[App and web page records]

- Opening Delimiter -

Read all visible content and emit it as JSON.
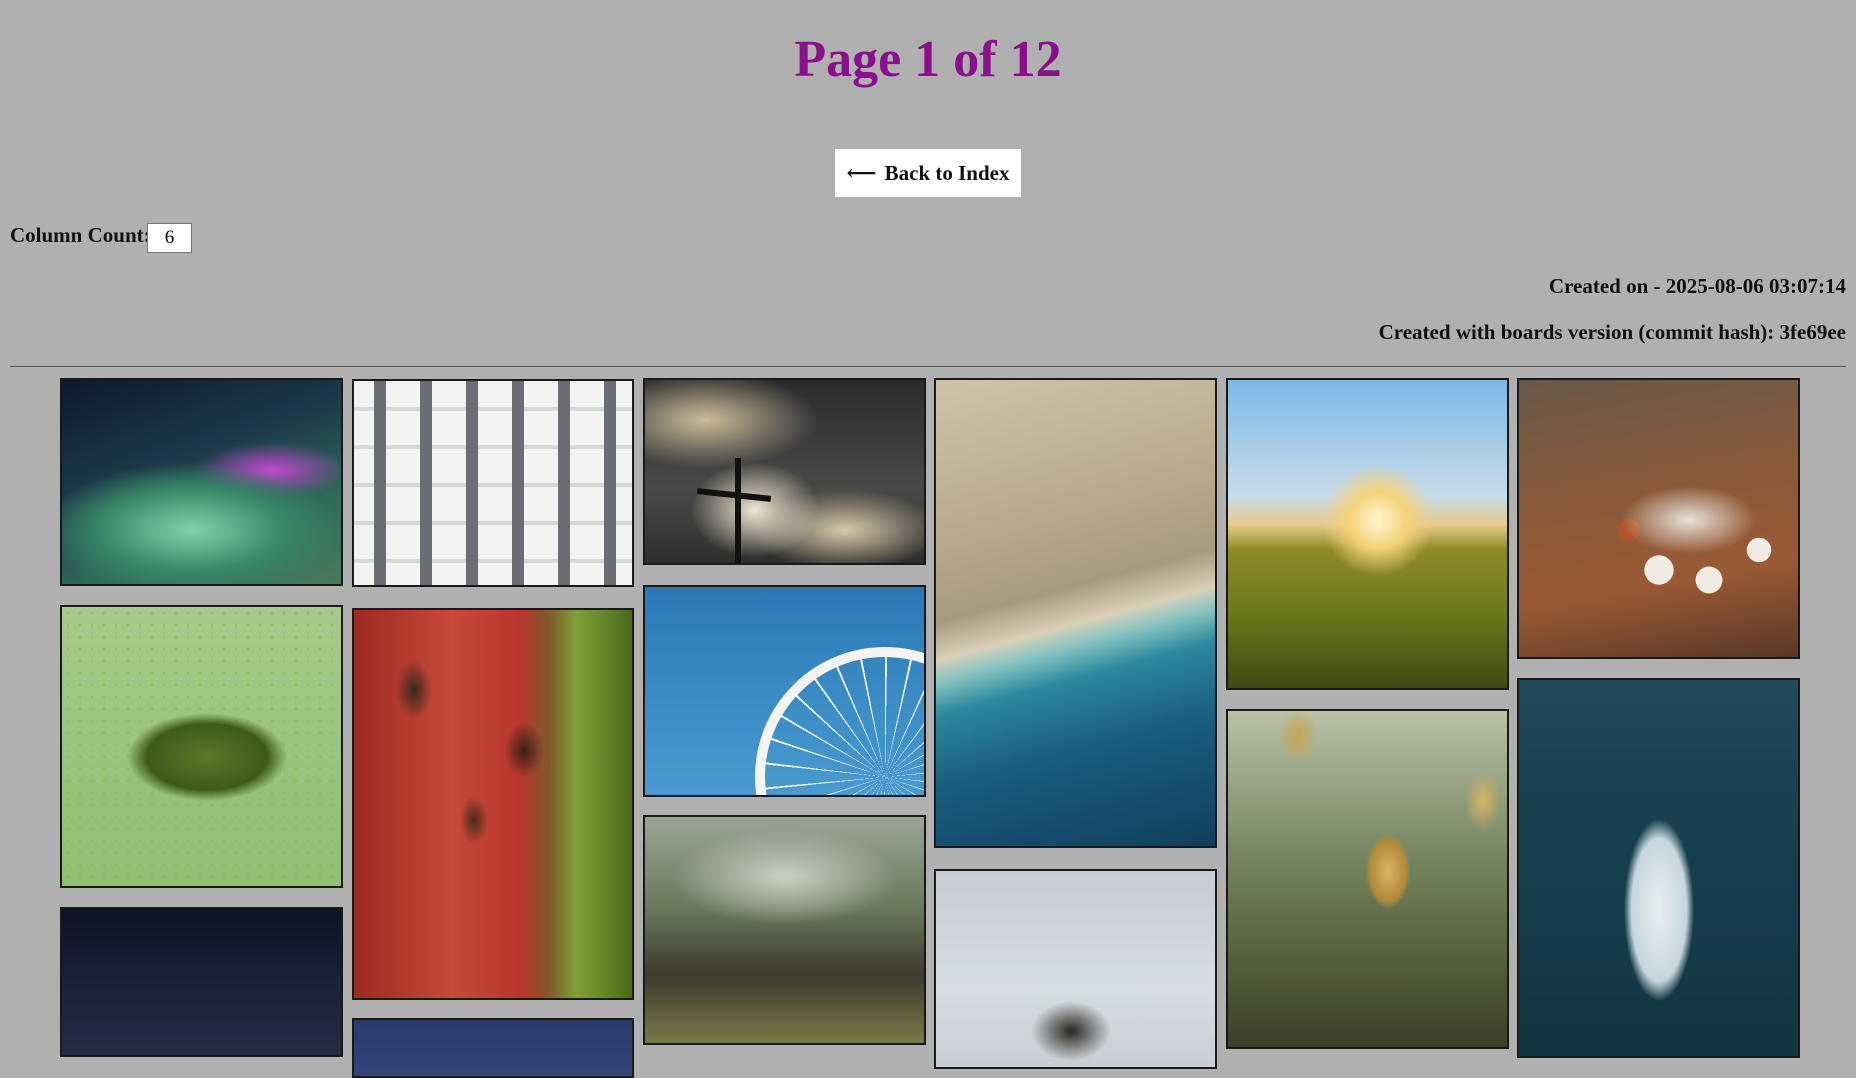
{
  "page": {
    "title": "Page 1 of 12",
    "back_button": {
      "arrow": "⟵",
      "label": "Back to Index"
    },
    "column_count": {
      "label": "Column Count:",
      "value": "6"
    },
    "created_on": "Created on - 2025-08-06 03:07:14",
    "created_with": "Created with boards version (commit hash): 3fe69ee"
  },
  "gallery": {
    "tiles": [
      {
        "subject": "earth-aurora-space-station"
      },
      {
        "subject": "white-apartment-building"
      },
      {
        "subject": "cross-against-clouds"
      },
      {
        "subject": "aerial-coastline"
      },
      {
        "subject": "sunrise-meadow-trees"
      },
      {
        "subject": "enamel-mugs-on-table"
      },
      {
        "subject": "frog-in-duckweed"
      },
      {
        "subject": "rusty-red-barrel-in-grass"
      },
      {
        "subject": "ferris-wheel-blue-sky"
      },
      {
        "subject": "blurred-forest-path"
      },
      {
        "subject": "hazy-sky-silhouette"
      },
      {
        "subject": "autumn-leaves-branch"
      },
      {
        "subject": "aerial-couple-on-boat"
      },
      {
        "subject": "night-sky"
      },
      {
        "subject": "blue-sky"
      }
    ]
  }
}
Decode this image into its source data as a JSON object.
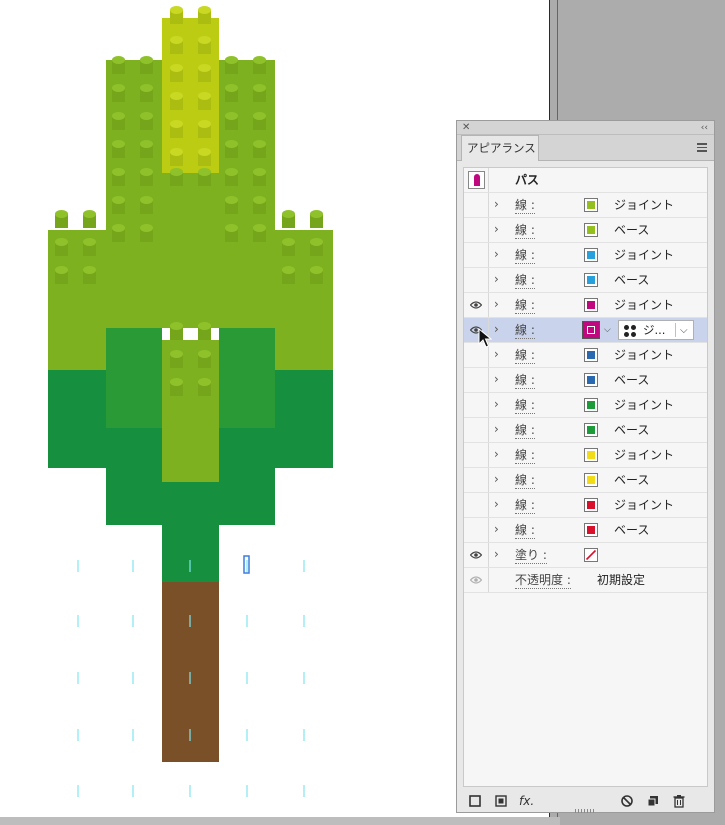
{
  "panel": {
    "tab_label": "アピアランス",
    "close_glyph": "✕",
    "collapse_glyph": "‹‹",
    "menu_icon": "hamburger-menu-icon"
  },
  "colors": {
    "selection_row": "#c9d3ec",
    "guide_cyan": "#7ee7f0",
    "trunk": "#7a5028"
  },
  "header_row": {
    "label": "パス",
    "thumb_color": "#c0087f"
  },
  "strokes": [
    {
      "label": "線 :",
      "color": "#93c01f",
      "value": "ジョイント",
      "visible": false
    },
    {
      "label": "線 :",
      "color": "#93c01f",
      "value": "ベース",
      "visible": false
    },
    {
      "label": "線 :",
      "color": "#28a0dc",
      "value": "ジョイント",
      "visible": false
    },
    {
      "label": "線 :",
      "color": "#28a0dc",
      "value": "ベース",
      "visible": false
    },
    {
      "label": "線 :",
      "color": "#c0087f",
      "value": "ジョイント",
      "visible": true
    },
    {
      "label": "線 :",
      "color": "#c0087f",
      "value": "ジ...",
      "visible": true,
      "selected": true
    },
    {
      "label": "線 :",
      "color": "#2a68b0",
      "value": "ジョイント",
      "visible": false
    },
    {
      "label": "線 :",
      "color": "#2a68b0",
      "value": "ベース",
      "visible": false
    },
    {
      "label": "線 :",
      "color": "#1d9a3a",
      "value": "ジョイント",
      "visible": false
    },
    {
      "label": "線 :",
      "color": "#1d9a3a",
      "value": "ベース",
      "visible": false
    },
    {
      "label": "線 :",
      "color": "#f2dc1a",
      "value": "ジョイント",
      "visible": false
    },
    {
      "label": "線 :",
      "color": "#f2dc1a",
      "value": "ベース",
      "visible": false
    },
    {
      "label": "線 :",
      "color": "#d8102c",
      "value": "ジョイント",
      "visible": false
    },
    {
      "label": "線 :",
      "color": "#d8102c",
      "value": "ベース",
      "visible": false
    }
  ],
  "fill_row": {
    "label": "塗り :",
    "visible": true,
    "swatch": "none-slash"
  },
  "opacity_row": {
    "label": "不透明度 :",
    "value": "初期設定"
  },
  "footer_icons": [
    "add-new-stroke-icon",
    "add-new-fill-icon",
    "fx-icon",
    "clear-appearance-icon",
    "duplicate-item-icon",
    "delete-item-icon"
  ],
  "footer_fx": "fx."
}
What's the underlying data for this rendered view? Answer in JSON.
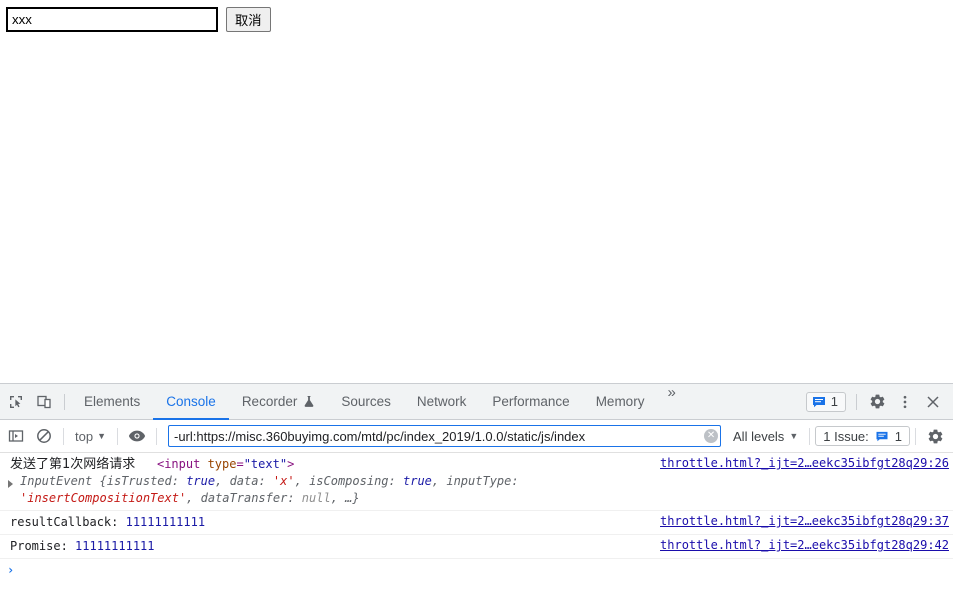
{
  "page": {
    "input_value": "xxx",
    "input_placeholder": "",
    "cancel_label": "取消"
  },
  "devtools": {
    "toolbar_icons": [
      {
        "name": "inspect-element-icon",
        "title": "Inspect element"
      },
      {
        "name": "device-toolbar-icon",
        "title": "Toggle device toolbar"
      }
    ],
    "tabs": [
      {
        "label": "Elements",
        "selected": false,
        "icon": ""
      },
      {
        "label": "Console",
        "selected": true,
        "icon": ""
      },
      {
        "label": "Recorder",
        "selected": false,
        "icon": "flask-icon"
      },
      {
        "label": "Sources",
        "selected": false,
        "icon": ""
      },
      {
        "label": "Network",
        "selected": false,
        "icon": ""
      },
      {
        "label": "Performance",
        "selected": false,
        "icon": ""
      },
      {
        "label": "Memory",
        "selected": false,
        "icon": ""
      }
    ],
    "more_tabs_label": "»",
    "issues_badge_count": "1",
    "settings_label": "Settings",
    "more_options_label": "More options",
    "close_label": "Close",
    "accent_color": "#1a73e8"
  },
  "console_toolbar": {
    "sidebar_toggle_name": "console-sidebar-toggle",
    "clear_console_name": "clear-console-icon",
    "context_selector": "top",
    "context_caret": "▼",
    "eye_icon_name": "live-expression-eye-icon",
    "filter_value": "-url:https://misc.360buyimg.com/mtd/pc/index_2019/1.0.0/static/js/index",
    "filter_placeholder": "Filter",
    "clear_filter_glyph": "✕",
    "levels_label": "All levels",
    "levels_caret": "▼",
    "issue_chip_label": "1 Issue:",
    "issue_chip_count": "1",
    "settings_label": "Console settings"
  },
  "console_messages": [
    {
      "id": "msg-1",
      "type": "log",
      "expandable": false,
      "text_cjk": "发送了第1次网络请求",
      "dom_node": {
        "lt": "<",
        "tag": "input",
        "space": " ",
        "attr": "type",
        "eq": "=",
        "val": "\"text\"",
        "gt": ">"
      },
      "source": "throttle.html?_ijt=2…eekc35ibfgt28q29:26"
    },
    {
      "id": "msg-2",
      "type": "object",
      "expandable": true,
      "ctor": "InputEvent",
      "open_brace": "{",
      "props": [
        {
          "key": "isTrusted",
          "value": "true",
          "kind": "bool"
        },
        {
          "key": "data",
          "value": "'x'",
          "kind": "str"
        },
        {
          "key": "isComposing",
          "value": "true",
          "kind": "bool"
        },
        {
          "key": "inputType",
          "value": "'insertCompositionText'",
          "kind": "str"
        },
        {
          "key": "dataTransfer",
          "value": "null",
          "kind": "null"
        }
      ],
      "ellipsis": "…",
      "close_brace": "}",
      "source": ""
    },
    {
      "id": "msg-3",
      "type": "log",
      "expandable": false,
      "label": "resultCallback:",
      "value": "11111111111",
      "source": "throttle.html?_ijt=2…eekc35ibfgt28q29:37"
    },
    {
      "id": "msg-4",
      "type": "log",
      "expandable": false,
      "label": "Promise:",
      "value": "11111111111",
      "source": "throttle.html?_ijt=2…eekc35ibfgt28q29:42"
    }
  ],
  "prompt": {
    "chevron": "›",
    "value": ""
  }
}
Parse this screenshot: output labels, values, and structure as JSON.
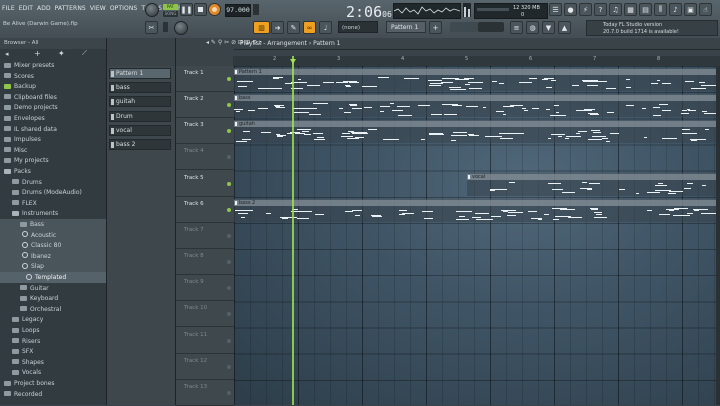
{
  "menu": [
    "FILE",
    "EDIT",
    "ADD",
    "PATTERNS",
    "VIEW",
    "OPTIONS",
    "TOOLS",
    "HELP"
  ],
  "project_title": "Be Alive (Darwin Game).flp",
  "transport": {
    "pat_label": "PAT",
    "song_label": "SONG",
    "tempo": "97.000",
    "time_main": "2:06",
    "time_sub": "06"
  },
  "cpu": {
    "cores": "12",
    "memory": "320 MB",
    "voices": "0"
  },
  "toolbar": {
    "none_select": "(none)",
    "pattern_select": "Pattern 1"
  },
  "news": {
    "line1": "Today  FL Studio version",
    "line2": "20.7.0 build 1714 is available!"
  },
  "browser": {
    "header": "Browser - All",
    "items": [
      {
        "label": "Mixer presets",
        "kind": "folder"
      },
      {
        "label": "Scores",
        "kind": "score"
      },
      {
        "label": "Backup",
        "kind": "folder-green"
      },
      {
        "label": "Clipboard files",
        "kind": "folder"
      },
      {
        "label": "Demo projects",
        "kind": "folder"
      },
      {
        "label": "Envelopes",
        "kind": "folder"
      },
      {
        "label": "IL shared data",
        "kind": "folder"
      },
      {
        "label": "Impulses",
        "kind": "folder"
      },
      {
        "label": "Misc",
        "kind": "folder"
      },
      {
        "label": "My projects",
        "kind": "folder"
      },
      {
        "label": "Packs",
        "kind": "folder-open"
      },
      {
        "label": "Drums",
        "kind": "sub"
      },
      {
        "label": "Drums (ModeAudio)",
        "kind": "sub"
      },
      {
        "label": "FLEX",
        "kind": "sub"
      },
      {
        "label": "Instruments",
        "kind": "sub-open"
      },
      {
        "label": "Bass",
        "kind": "sub2"
      },
      {
        "label": "Acoustic",
        "kind": "gear"
      },
      {
        "label": "Classic 80",
        "kind": "gear"
      },
      {
        "label": "Ibanez",
        "kind": "gear"
      },
      {
        "label": "Slap",
        "kind": "gear"
      },
      {
        "label": "Templated",
        "kind": "gear-sel"
      },
      {
        "label": "Guitar",
        "kind": "sub2"
      },
      {
        "label": "Keyboard",
        "kind": "sub2"
      },
      {
        "label": "Orchestral",
        "kind": "sub2"
      },
      {
        "label": "Legacy",
        "kind": "sub"
      },
      {
        "label": "Loops",
        "kind": "sub"
      },
      {
        "label": "Risers",
        "kind": "sub"
      },
      {
        "label": "SFX",
        "kind": "sub"
      },
      {
        "label": "Shapes",
        "kind": "sub"
      },
      {
        "label": "Vocals",
        "kind": "sub"
      },
      {
        "label": "Project bones",
        "kind": "folder"
      },
      {
        "label": "Recorded",
        "kind": "folder"
      }
    ]
  },
  "patterns": [
    "Pattern 1",
    "bass",
    "guitah",
    "Drum",
    "vocal",
    "bass 2"
  ],
  "playlist": {
    "title": "Playlist - Arrangement",
    "current_pattern": "Pattern 1",
    "ruler": [
      "2",
      "3",
      "4",
      "5",
      "6",
      "7",
      "8"
    ],
    "tracks": [
      "Track 1",
      "Track 2",
      "Track 3",
      "Track 4",
      "Track 5",
      "Track 6",
      "Track 7",
      "Track 8",
      "Track 9",
      "Track 10",
      "Track 11",
      "Track 12",
      "Track 13"
    ],
    "clips": [
      {
        "track": 0,
        "label": "Pattern 1"
      },
      {
        "track": 1,
        "label": "bass"
      },
      {
        "track": 2,
        "label": "guitah"
      },
      {
        "track": 4,
        "label": "vocal"
      },
      {
        "track": 5,
        "label": "bass 2"
      }
    ]
  },
  "colors": {
    "accent": "#9be04a",
    "button_orange": "#f0a020",
    "bg": "#3a4349"
  }
}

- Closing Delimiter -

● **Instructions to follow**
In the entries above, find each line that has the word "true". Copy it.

● **Answer to this problem**
      "visible": true
      "visible": true,
      "selected": true
    "visible": true,
        "selected": true,
      "expandable": true,
          "value": "true",
          "value": "true",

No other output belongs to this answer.